TASK ITEM: Word for word, repeat the data that follows. Do not include the pictures.

DATA FOR THIS TASK:
● ● ● ● ● ● ●

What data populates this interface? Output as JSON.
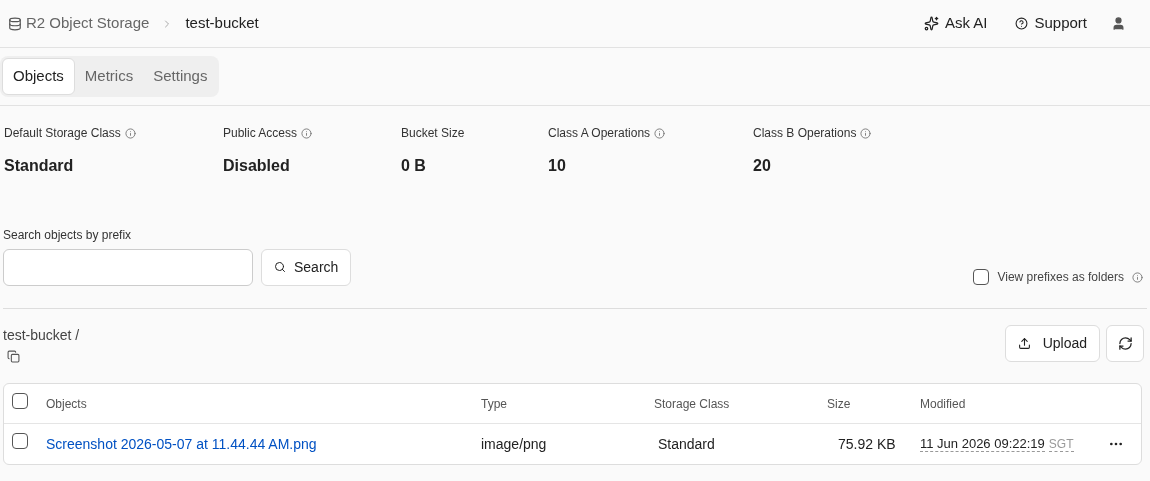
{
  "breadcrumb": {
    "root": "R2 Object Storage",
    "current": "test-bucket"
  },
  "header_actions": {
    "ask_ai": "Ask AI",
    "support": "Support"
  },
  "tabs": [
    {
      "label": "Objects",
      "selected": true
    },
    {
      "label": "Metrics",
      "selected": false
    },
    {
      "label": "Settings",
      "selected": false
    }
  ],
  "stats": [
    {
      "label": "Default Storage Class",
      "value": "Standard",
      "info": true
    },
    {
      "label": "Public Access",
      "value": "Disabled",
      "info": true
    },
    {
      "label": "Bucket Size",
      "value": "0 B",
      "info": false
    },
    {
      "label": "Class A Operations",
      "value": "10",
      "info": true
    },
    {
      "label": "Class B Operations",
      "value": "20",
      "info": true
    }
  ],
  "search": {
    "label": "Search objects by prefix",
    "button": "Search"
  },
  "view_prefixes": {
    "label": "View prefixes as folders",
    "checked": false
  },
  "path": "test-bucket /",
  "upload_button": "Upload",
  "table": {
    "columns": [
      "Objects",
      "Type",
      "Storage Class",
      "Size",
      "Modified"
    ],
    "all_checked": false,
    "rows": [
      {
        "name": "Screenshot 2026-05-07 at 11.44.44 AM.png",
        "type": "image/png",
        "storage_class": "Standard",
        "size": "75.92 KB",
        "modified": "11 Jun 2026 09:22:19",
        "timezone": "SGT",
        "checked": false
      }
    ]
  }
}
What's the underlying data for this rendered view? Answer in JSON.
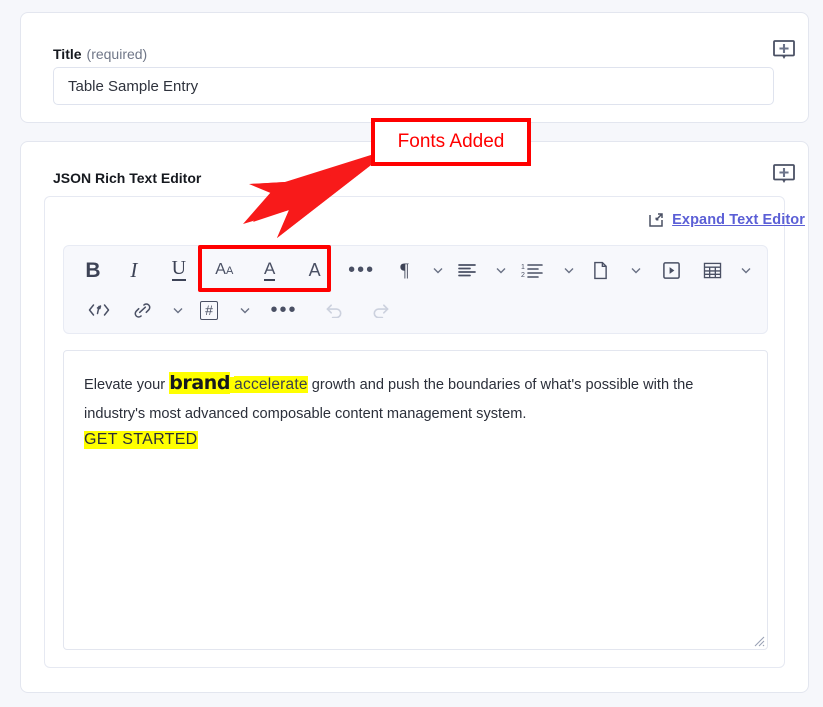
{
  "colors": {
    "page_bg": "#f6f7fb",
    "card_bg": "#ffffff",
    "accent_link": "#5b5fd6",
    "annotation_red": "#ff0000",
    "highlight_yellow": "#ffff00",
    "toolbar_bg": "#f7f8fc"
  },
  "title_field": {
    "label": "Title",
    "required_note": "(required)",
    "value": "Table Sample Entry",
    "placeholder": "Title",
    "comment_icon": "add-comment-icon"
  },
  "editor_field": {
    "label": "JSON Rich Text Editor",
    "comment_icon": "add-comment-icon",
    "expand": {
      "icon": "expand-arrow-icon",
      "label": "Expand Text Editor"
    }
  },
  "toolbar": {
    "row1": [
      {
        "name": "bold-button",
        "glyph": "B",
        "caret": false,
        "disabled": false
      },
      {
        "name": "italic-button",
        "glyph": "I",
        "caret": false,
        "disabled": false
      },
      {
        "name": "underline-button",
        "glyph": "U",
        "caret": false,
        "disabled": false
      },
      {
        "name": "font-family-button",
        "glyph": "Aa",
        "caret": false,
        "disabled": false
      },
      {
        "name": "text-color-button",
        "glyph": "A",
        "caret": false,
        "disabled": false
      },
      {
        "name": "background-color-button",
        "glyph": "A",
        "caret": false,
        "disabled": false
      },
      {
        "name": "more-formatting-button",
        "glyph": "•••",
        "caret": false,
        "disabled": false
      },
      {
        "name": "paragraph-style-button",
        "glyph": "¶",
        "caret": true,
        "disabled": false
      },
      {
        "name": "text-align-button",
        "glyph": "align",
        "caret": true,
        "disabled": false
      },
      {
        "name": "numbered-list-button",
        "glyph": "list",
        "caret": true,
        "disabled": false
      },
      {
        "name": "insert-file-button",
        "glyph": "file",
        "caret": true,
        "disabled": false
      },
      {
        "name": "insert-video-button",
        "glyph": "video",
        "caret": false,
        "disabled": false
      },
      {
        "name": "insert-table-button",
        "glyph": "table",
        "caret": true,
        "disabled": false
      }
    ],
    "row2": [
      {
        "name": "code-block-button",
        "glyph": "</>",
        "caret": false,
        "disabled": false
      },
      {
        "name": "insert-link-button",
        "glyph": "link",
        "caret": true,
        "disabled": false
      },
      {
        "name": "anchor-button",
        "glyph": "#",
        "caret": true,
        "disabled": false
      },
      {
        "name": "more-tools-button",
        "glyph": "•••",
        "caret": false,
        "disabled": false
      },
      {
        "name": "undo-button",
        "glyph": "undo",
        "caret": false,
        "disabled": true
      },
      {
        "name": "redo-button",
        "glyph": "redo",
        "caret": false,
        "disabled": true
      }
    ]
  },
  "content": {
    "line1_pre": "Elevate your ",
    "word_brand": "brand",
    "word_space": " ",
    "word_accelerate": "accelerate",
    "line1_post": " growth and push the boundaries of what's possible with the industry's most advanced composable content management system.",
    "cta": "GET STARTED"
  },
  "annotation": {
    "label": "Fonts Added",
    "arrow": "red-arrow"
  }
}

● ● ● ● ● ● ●

RESPONSE TO THIS TASK:
What data populates this interface? Output as JSON.
{
  "breadcrumb": {
    "root": "R2 Object Storage",
    "current": "test-bucket"
  },
  "header_actions": {
    "ask_ai": "Ask AI",
    "support": "Support"
  },
  "tabs": [
    {
      "label": "Objects",
      "selected": true
    },
    {
      "label": "Metrics",
      "selected": false
    },
    {
      "label": "Settings",
      "selected": false
    }
  ],
  "stats": [
    {
      "label": "Default Storage Class",
      "value": "Standard",
      "info": true
    },
    {
      "label": "Public Access",
      "value": "Disabled",
      "info": true
    },
    {
      "label": "Bucket Size",
      "value": "0 B",
      "info": false
    },
    {
      "label": "Class A Operations",
      "value": "10",
      "info": true
    },
    {
      "label": "Class B Operations",
      "value": "20",
      "info": true
    }
  ],
  "search": {
    "label": "Search objects by prefix",
    "button": "Search"
  },
  "view_prefixes": {
    "label": "View prefixes as folders",
    "checked": false
  },
  "path": "test-bucket /",
  "upload_button": "Upload",
  "table": {
    "columns": [
      "Objects",
      "Type",
      "Storage Class",
      "Size",
      "Modified"
    ],
    "all_checked": false,
    "rows": [
      {
        "name": "Screenshot 2026-05-07 at 11.44.44 AM.png",
        "type": "image/png",
        "storage_class": "Standard",
        "size": "75.92 KB",
        "modified": "11 Jun 2026 09:22:19",
        "timezone": "SGT",
        "checked": false
      }
    ]
  }
}
What's the underlying data for this rendered view? Answer in JSON.
{
  "colors": {
    "page_bg": "#f6f7fb",
    "card_bg": "#ffffff",
    "accent_link": "#5b5fd6",
    "annotation_red": "#ff0000",
    "highlight_yellow": "#ffff00",
    "toolbar_bg": "#f7f8fc"
  },
  "title_field": {
    "label": "Title",
    "required_note": "(required)",
    "value": "Table Sample Entry",
    "placeholder": "Title",
    "comment_icon": "add-comment-icon"
  },
  "editor_field": {
    "label": "JSON Rich Text Editor",
    "comment_icon": "add-comment-icon",
    "expand": {
      "icon": "expand-arrow-icon",
      "label": "Expand Text Editor"
    }
  },
  "toolbar": {
    "row1": [
      {
        "name": "bold-button",
        "glyph": "B",
        "caret": false,
        "disabled": false
      },
      {
        "name": "italic-button",
        "glyph": "I",
        "caret": false,
        "disabled": false
      },
      {
        "name": "underline-button",
        "glyph": "U",
        "caret": false,
        "disabled": false
      },
      {
        "name": "font-family-button",
        "glyph": "Aa",
        "caret": false,
        "disabled": false
      },
      {
        "name": "text-color-button",
        "glyph": "A",
        "caret": false,
        "disabled": false
      },
      {
        "name": "background-color-button",
        "glyph": "A",
        "caret": false,
        "disabled": false
      },
      {
        "name": "more-formatting-button",
        "glyph": "•••",
        "caret": false,
        "disabled": false
      },
      {
        "name": "paragraph-style-button",
        "glyph": "¶",
        "caret": true,
        "disabled": false
      },
      {
        "name": "text-align-button",
        "glyph": "align",
        "caret": true,
        "disabled": false
      },
      {
        "name": "numbered-list-button",
        "glyph": "list",
        "caret": true,
        "disabled": false
      },
      {
        "name": "insert-file-button",
        "glyph": "file",
        "caret": true,
        "disabled": false
      },
      {
        "name": "insert-video-button",
        "glyph": "video",
        "caret": false,
        "disabled": false
      },
      {
        "name": "insert-table-button",
        "glyph": "table",
        "caret": true,
        "disabled": false
      }
    ],
    "row2": [
      {
        "name": "code-block-button",
        "glyph": "</>",
        "caret": false,
        "disabled": false
      },
      {
        "name": "insert-link-button",
        "glyph": "link",
        "caret": true,
        "disabled": false
      },
      {
        "name": "anchor-button",
        "glyph": "#",
        "caret": true,
        "disabled": false
      },
      {
        "name": "more-tools-button",
        "glyph": "•••",
        "caret": false,
        "disabled": false
      },
      {
        "name": "undo-button",
        "glyph": "undo",
        "caret": false,
        "disabled": true
      },
      {
        "name": "redo-button",
        "glyph": "redo",
        "caret": false,
        "disabled": true
      }
    ]
  },
  "content": {
    "line1_pre": "Elevate your ",
    "word_brand": "brand",
    "word_space": " ",
    "word_accelerate": "accelerate",
    "line1_post": " growth and push the boundaries of what's possible with the industry's most advanced composable content management system.",
    "cta": "GET STARTED"
  },
  "annotation": {
    "label": "Fonts Added",
    "arrow": "red-arrow"
  }
}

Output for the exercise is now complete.